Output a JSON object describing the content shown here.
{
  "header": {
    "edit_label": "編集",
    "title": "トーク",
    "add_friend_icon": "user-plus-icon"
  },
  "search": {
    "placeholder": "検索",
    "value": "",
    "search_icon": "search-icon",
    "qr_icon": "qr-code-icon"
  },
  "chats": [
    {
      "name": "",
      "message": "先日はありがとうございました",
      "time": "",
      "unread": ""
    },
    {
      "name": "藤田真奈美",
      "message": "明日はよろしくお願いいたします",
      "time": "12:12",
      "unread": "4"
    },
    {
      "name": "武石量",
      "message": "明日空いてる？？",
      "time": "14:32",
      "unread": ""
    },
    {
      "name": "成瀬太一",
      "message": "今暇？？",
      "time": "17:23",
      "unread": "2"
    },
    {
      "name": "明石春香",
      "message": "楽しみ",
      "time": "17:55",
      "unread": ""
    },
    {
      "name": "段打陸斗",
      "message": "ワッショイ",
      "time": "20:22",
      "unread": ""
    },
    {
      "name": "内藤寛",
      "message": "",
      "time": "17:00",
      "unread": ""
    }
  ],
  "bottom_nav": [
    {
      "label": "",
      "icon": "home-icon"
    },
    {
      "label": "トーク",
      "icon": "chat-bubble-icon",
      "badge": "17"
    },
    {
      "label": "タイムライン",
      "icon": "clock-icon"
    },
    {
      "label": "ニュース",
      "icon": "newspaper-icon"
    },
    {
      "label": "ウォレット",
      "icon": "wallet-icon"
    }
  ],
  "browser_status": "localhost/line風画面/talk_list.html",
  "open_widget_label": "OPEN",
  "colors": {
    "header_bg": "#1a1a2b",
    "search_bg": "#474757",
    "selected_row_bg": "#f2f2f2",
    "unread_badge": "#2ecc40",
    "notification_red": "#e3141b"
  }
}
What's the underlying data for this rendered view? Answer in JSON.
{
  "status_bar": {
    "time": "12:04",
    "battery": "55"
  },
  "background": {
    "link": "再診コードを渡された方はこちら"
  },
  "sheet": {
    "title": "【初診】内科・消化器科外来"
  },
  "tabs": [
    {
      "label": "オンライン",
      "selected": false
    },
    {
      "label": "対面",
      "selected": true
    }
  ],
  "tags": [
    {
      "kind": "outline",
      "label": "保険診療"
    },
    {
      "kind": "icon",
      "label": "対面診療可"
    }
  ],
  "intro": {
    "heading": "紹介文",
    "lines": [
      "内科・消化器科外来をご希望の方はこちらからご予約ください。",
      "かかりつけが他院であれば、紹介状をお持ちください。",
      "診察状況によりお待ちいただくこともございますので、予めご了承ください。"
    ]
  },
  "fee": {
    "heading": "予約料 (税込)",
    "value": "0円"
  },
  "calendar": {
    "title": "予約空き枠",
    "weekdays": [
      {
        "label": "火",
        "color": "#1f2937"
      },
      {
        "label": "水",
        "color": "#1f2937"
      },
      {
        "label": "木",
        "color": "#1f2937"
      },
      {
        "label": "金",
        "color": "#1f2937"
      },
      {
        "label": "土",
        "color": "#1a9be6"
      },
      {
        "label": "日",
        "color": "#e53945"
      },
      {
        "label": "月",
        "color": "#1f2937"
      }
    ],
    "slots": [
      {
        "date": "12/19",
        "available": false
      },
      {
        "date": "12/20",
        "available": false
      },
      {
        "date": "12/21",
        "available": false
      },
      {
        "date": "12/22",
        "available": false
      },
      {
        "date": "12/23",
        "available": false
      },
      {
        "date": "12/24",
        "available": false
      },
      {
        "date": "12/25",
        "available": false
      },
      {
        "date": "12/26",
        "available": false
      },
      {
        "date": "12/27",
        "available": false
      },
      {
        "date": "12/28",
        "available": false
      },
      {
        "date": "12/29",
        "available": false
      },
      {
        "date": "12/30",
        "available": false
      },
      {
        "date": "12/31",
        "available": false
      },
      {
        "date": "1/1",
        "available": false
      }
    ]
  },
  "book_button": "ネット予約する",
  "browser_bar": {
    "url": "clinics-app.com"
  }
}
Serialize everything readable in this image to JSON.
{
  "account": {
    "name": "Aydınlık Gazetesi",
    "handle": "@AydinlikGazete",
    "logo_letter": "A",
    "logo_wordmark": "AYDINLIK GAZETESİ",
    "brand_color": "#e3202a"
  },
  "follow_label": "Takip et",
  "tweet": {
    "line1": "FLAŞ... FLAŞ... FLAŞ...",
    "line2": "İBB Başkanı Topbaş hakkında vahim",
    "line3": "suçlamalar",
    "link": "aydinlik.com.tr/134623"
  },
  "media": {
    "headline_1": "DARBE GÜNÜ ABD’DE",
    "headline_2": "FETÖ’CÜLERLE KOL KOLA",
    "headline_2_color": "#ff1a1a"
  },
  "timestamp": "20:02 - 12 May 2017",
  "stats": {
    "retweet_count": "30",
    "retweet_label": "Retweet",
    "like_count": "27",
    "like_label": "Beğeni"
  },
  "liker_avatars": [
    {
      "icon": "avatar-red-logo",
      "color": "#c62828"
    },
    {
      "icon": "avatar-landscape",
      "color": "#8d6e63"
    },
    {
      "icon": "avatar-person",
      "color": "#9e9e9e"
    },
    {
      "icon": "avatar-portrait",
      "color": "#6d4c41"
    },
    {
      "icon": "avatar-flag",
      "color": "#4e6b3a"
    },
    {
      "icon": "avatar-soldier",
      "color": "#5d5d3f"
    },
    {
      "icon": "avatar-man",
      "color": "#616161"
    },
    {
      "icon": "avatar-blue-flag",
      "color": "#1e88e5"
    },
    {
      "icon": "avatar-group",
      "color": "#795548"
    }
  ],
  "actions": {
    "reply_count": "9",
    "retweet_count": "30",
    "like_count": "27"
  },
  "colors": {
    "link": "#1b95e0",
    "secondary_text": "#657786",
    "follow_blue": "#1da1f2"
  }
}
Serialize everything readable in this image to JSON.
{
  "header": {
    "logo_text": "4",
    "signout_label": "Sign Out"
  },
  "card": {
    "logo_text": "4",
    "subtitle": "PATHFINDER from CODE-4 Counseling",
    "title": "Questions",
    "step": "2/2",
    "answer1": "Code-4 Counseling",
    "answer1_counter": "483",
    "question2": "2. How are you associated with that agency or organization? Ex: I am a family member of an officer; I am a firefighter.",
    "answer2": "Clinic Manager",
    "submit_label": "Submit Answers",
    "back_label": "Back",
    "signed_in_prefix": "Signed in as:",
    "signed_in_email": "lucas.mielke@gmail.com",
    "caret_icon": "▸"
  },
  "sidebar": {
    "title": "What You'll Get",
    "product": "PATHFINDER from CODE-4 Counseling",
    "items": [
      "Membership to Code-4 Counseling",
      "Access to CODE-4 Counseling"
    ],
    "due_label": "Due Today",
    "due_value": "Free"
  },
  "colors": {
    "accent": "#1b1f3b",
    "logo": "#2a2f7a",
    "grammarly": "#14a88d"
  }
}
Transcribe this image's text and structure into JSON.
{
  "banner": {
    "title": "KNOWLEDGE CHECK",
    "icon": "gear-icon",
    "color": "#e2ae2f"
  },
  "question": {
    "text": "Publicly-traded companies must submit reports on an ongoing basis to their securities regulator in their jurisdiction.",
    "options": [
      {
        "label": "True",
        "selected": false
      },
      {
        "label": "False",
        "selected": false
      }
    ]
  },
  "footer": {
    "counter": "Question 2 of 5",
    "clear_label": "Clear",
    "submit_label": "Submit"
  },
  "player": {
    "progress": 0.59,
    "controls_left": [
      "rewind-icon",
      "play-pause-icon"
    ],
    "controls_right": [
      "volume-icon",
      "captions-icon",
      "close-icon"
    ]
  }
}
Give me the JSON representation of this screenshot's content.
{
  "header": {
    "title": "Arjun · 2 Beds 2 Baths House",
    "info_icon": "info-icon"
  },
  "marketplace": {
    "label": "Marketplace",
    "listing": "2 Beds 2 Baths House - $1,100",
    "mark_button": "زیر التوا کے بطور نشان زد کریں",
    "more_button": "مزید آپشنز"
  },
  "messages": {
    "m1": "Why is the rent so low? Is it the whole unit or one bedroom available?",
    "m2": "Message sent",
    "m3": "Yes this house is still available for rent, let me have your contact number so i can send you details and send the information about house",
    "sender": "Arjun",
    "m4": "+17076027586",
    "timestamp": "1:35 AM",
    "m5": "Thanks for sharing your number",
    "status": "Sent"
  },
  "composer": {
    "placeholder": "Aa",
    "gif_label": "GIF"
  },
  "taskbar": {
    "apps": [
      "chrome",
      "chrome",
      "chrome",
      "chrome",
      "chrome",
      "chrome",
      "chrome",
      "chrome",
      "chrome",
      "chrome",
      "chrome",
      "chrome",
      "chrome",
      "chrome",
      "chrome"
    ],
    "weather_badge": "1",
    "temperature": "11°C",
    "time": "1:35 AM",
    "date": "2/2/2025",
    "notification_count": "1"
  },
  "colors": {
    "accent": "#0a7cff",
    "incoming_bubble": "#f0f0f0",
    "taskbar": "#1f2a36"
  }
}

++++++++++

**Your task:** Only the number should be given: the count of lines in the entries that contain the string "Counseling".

**Solved problem:** 5